Young people throughout Maine participated in “Hour of Code” during Computer Science Education Week December 9-15. Thousands of Maine students spent at least an hour learning computer science in this huge national effort, with tutorials, inspirational videos, links to curricula, and more at Code.org.
MMSA’s Reach Center joined Educate Maine’s Project>Login in leading the efforts to bring Hour of Code to Maine, encourage young people to participate, and provide pathways to continue with coding to all who are interested.
Maine students at schools throughout the state creatively using the national Hour of Code program to develop interesting programming experiences. Some participated in national video chats with Microsoft founder Bill Gates and Jack Dorsey, the co-founder of Twitter, that were organized by Code.org. Several organizations offered Hour of Code events outside of school: Husson University, the Maine Discovery Museum, and Maine Robotics in coordination with Project>Login at the Augusta Civic Center. And, of course, dozens of schools participated.
This is all in an effort to demystify coding and encourage young people to be creators as well as users of technology. “Don’t just by a new video game. Make one. Don’t just download the latest app. Help design it. Don’t just play on your phone. Program it.”
This message from President Barack Obama was one of many inspirational quotes from across the nation in videos kicking off Computer Science Education Week.

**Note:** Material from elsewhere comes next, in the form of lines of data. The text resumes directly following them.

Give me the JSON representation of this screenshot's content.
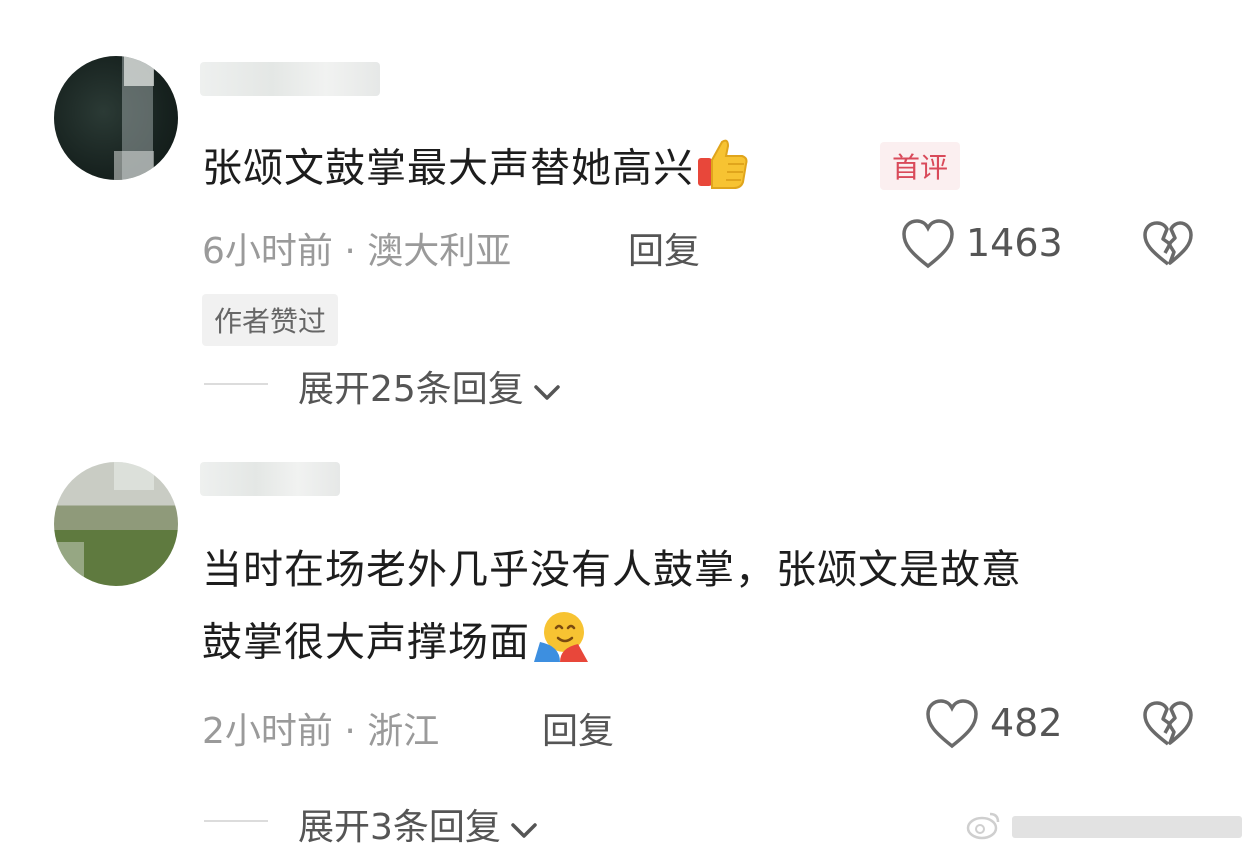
{
  "comments": [
    {
      "text": "张颂文鼓掌最大声替她高兴",
      "emoji": "thumbs-up",
      "badge": "首评",
      "meta": "6小时前 · 澳大利亚",
      "reply_label": "回复",
      "likes": "1463",
      "author_tag": "作者赞过",
      "expand_label": "展开25条回复"
    },
    {
      "text_line1": "当时在场老外几乎没有人鼓掌，张颂文是故意",
      "text_line2": "鼓掌很大声撑场面",
      "emoji": "hugging-face",
      "meta": "2小时前 · 浙江",
      "reply_label": "回复",
      "likes": "482",
      "expand_label": "展开3条回复"
    }
  ],
  "icons": {
    "like": "heart-outline-icon",
    "dislike": "broken-heart-icon",
    "expand": "chevron-down-icon",
    "watermark": "weibo-logo-icon"
  },
  "colors": {
    "badge_text": "#d94a5a",
    "badge_bg": "#fbeff0",
    "meta": "#9a9a9a"
  }
}
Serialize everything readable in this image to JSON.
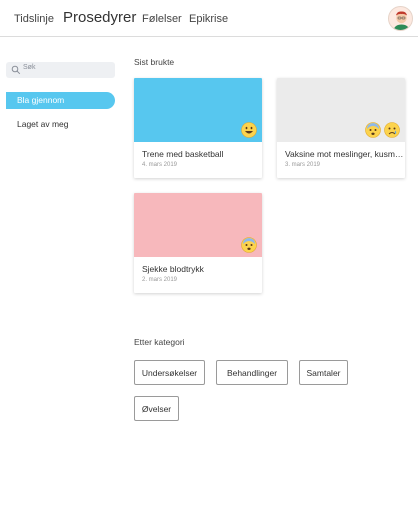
{
  "nav": {
    "items": [
      {
        "label": "Tidslinje"
      },
      {
        "label": "Prosedyrer"
      },
      {
        "label": "Følelser"
      },
      {
        "label": "Epikrise"
      }
    ]
  },
  "sidebar": {
    "search_placeholder": "Søk",
    "items": [
      {
        "label": "Bla gjennom"
      },
      {
        "label": "Laget av meg"
      }
    ]
  },
  "recent": {
    "title": "Sist brukte",
    "cards": [
      {
        "title": "Trene med basketball",
        "date": "4. mars 2019",
        "color": "#57c7ef",
        "emojis": [
          "grinning-face-icon"
        ]
      },
      {
        "title": "Vaksine mot meslinger, kusm…",
        "date": "3. mars 2019",
        "color": "#ebebeb",
        "emojis": [
          "anxious-face-icon",
          "sad-face-icon"
        ]
      },
      {
        "title": "Sjekke blodtrykk",
        "date": "2. mars 2019",
        "color": "#f7b8bc",
        "emojis": [
          "anxious-face-icon"
        ]
      }
    ]
  },
  "categories": {
    "title": "Etter kategori",
    "items": [
      {
        "label": "Undersøkelser"
      },
      {
        "label": "Behandlinger"
      },
      {
        "label": "Samtaler"
      },
      {
        "label": "Øvelser"
      }
    ]
  },
  "colors": {
    "accent": "#57c7ef",
    "pink": "#f7b8bc",
    "grey_card": "#ebebeb"
  }
}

The message was very well-received. MMSA’s Reach Center invited middle school and high school students to share what they learned, and provided a 1-GB USB wristband to those who did. More than 225 young coders in Maine requested these, and we’re very happy that so many now have a simple way to take their computer files with them wherever they go! Comments reflected a wide range of experience–from a first introduction to code to exploration of robotics programming to learning how to teach others how to code.
Leaders at Shapleigh Middle School in Kittery announced they received a $10,000 grant from Code.org to continue the schools extensive Hour of Code learning opportunities into future afterschool coding clubs.
Now that the one-week program is complete, emphasis is on connecting young people with afterschool coding clubs, robotics clubs, online courses, and the “Beyond the Hour of Code” section at Code.org, which includes prizes for students and teachers who participate in the 20-hour online K-8 Intro to Computer Science.
We’ll continue sharing resources to help give anyone the tools to be a maker, a creator, an innovator. For example, this is an excellent entry into the world of Scratch, a creative learning community developed by the Massachusetts Institute of Technology. With Scratch, you can program your own interactive stories, games, and animations – and share your creations with others in the online community. MMSA’s Reach Center is currently recruiting organizers to offer Maine Scratch Day events at several locations as part of the national Scratch Day program.
Computer science can go in many directions: programming robots for industry or fun, creating 3-D or other animation videos, developing apps for mobile devices, and even teaching others how computers work.
And it all began with an hour of code.